). Because of small numbers of cases and controls in the Shanghai Women's Health Study and the Shanghai Men's Health Study, data from these cohorts were combined for the overall meta-analyses. In addition, because of small numbers (≤1 case in the high or low 25(OH)D category), not all cohorts contributed to all of the meta-analyses. Specifically, the New York University Women's Health Study dropped out of the overall and female-specific high versus referent 25(OH)D concentration meta-analyses; CLUE, the Cancer Prevention Study II Nutrition Cohort, and the Multiethnic Cohort Study dropped out of the female-specific low versus referent 25(OH)D concentration meta-analyses; and the Cancer Prevention Study II Nutrition Cohort, the Multiethnic Cohort Study, and the Prostate, Lung, Colorectal and Ovarian Cancer Screening Trial dropped out of the female-specific high versus referent 25(OH)D concentration meta-analyses.

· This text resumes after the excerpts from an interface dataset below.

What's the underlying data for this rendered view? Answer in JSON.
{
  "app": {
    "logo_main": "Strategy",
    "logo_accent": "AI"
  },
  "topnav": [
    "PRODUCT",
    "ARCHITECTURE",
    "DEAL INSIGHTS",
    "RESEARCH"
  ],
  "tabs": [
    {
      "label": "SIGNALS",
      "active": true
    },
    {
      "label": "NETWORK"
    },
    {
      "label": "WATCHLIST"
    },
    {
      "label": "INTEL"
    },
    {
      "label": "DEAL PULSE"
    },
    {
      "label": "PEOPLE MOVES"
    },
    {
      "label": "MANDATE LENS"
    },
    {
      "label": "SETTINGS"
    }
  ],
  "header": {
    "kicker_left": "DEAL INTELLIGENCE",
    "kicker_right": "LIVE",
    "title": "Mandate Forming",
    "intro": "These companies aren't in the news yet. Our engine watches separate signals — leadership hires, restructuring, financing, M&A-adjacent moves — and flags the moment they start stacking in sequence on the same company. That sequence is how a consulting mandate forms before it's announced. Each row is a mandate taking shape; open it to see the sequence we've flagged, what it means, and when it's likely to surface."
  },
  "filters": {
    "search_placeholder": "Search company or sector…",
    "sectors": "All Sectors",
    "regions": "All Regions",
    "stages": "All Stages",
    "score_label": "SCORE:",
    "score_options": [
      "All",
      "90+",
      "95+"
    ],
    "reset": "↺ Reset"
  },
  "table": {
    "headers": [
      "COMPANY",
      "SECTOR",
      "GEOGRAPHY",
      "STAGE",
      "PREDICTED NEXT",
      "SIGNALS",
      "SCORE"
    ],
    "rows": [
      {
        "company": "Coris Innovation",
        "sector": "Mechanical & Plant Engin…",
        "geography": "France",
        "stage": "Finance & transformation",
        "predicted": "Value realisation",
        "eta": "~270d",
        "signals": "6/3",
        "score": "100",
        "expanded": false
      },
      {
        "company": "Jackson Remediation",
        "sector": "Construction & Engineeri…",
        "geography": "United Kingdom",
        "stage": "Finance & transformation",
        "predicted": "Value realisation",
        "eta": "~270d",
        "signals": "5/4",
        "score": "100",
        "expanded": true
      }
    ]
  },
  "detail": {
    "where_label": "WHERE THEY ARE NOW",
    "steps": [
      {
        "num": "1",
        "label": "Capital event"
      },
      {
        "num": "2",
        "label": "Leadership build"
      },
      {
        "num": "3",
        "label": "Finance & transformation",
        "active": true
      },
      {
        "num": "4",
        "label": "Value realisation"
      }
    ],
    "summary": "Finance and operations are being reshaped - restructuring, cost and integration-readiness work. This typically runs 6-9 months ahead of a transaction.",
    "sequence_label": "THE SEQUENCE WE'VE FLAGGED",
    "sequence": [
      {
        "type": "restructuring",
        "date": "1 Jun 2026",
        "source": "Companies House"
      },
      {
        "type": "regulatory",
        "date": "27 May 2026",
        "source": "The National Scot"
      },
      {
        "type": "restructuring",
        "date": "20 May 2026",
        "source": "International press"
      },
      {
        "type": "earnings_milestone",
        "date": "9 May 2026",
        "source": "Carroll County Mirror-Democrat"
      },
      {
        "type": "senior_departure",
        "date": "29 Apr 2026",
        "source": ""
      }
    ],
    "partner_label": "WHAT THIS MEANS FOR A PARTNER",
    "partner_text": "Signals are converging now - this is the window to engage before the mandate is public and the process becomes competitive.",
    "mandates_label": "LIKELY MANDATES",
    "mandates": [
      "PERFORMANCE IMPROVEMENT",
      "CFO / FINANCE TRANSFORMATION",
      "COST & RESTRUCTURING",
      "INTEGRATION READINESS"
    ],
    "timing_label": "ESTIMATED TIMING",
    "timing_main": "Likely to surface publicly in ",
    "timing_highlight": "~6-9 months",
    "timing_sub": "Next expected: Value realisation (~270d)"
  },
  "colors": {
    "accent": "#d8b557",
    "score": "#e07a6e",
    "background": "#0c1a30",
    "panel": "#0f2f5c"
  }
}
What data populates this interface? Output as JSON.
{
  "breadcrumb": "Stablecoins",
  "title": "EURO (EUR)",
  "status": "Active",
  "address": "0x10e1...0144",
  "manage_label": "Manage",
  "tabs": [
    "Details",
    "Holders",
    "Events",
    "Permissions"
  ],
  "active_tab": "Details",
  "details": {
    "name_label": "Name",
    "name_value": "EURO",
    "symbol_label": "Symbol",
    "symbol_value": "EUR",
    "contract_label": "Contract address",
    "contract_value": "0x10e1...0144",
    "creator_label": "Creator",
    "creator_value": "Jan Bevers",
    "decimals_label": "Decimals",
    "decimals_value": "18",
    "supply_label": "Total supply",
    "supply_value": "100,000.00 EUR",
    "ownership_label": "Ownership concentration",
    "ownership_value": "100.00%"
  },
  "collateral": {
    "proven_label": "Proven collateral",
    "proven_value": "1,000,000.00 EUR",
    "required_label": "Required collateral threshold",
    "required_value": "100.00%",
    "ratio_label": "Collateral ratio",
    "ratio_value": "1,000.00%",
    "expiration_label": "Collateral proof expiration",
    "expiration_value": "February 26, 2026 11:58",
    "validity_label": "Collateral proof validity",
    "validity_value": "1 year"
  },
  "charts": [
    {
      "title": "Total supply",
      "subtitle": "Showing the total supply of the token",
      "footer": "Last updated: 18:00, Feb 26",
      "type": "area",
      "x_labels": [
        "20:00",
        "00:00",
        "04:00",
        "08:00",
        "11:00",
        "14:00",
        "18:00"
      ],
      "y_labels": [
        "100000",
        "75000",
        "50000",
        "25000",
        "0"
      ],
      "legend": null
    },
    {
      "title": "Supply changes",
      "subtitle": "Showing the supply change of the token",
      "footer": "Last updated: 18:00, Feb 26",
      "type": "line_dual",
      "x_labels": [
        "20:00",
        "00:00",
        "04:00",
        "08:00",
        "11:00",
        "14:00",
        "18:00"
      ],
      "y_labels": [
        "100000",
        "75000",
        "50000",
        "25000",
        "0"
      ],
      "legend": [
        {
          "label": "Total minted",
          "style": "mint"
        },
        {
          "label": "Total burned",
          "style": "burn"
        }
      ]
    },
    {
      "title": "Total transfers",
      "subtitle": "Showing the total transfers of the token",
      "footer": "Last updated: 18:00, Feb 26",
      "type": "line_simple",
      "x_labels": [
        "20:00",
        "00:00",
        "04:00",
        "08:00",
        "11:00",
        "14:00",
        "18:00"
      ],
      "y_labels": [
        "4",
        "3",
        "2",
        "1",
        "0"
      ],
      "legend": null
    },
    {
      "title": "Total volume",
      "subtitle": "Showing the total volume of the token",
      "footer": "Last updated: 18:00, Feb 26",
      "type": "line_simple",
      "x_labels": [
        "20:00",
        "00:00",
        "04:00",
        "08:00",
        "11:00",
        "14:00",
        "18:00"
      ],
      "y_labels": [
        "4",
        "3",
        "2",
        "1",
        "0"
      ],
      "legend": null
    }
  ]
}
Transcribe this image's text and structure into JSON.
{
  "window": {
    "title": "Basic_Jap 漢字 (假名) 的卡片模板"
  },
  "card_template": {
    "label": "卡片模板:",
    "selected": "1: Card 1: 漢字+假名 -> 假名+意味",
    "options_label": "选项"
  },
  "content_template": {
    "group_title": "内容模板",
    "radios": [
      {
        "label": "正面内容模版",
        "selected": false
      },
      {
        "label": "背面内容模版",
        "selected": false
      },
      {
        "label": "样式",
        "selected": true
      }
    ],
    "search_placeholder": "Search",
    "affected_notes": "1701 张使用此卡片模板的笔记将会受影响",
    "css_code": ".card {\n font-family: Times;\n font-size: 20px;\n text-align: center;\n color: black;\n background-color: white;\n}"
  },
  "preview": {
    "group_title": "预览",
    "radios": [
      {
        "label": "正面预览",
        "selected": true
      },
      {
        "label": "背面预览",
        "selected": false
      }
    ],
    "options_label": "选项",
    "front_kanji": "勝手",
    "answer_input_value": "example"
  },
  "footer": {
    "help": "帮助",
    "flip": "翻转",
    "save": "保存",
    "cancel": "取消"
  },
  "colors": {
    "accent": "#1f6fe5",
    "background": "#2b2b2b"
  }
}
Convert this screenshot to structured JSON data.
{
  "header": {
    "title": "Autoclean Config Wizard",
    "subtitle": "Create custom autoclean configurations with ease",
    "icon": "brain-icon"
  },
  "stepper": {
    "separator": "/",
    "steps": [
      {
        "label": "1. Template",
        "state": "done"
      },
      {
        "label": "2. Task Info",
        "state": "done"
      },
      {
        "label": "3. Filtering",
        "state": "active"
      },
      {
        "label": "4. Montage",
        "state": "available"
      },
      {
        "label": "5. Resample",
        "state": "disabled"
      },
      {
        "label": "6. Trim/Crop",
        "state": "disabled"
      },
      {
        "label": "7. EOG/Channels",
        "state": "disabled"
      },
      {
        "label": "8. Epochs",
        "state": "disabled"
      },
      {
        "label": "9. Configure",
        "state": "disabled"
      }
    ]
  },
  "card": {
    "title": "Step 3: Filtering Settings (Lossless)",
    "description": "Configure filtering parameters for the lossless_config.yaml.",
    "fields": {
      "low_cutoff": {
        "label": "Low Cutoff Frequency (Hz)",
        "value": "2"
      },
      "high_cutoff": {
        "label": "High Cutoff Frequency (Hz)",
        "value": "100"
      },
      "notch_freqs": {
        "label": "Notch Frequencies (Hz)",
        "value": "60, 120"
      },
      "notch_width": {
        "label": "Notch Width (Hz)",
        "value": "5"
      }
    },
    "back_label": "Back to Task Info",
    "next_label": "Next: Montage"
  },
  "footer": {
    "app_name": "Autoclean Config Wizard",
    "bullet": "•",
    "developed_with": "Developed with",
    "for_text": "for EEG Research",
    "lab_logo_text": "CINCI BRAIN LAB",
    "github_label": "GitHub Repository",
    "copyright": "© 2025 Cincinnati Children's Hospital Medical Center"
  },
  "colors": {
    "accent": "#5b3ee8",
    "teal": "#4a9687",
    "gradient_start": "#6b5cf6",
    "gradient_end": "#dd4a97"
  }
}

To explore the influence of each cohort on the results, the meta-analyses described above were repeated by excluding one cohort at a time.
Statistical analyses were performed by using SAS software, versions 9.1.3 and 9.2 (SAS Institute, Inc., Cary, North Carolina). All meta-analyses were conducted by using the R function MiMa (25
) in R version 2.8.1 (The R Foundation for Statistical Computing, Vienna, Austria).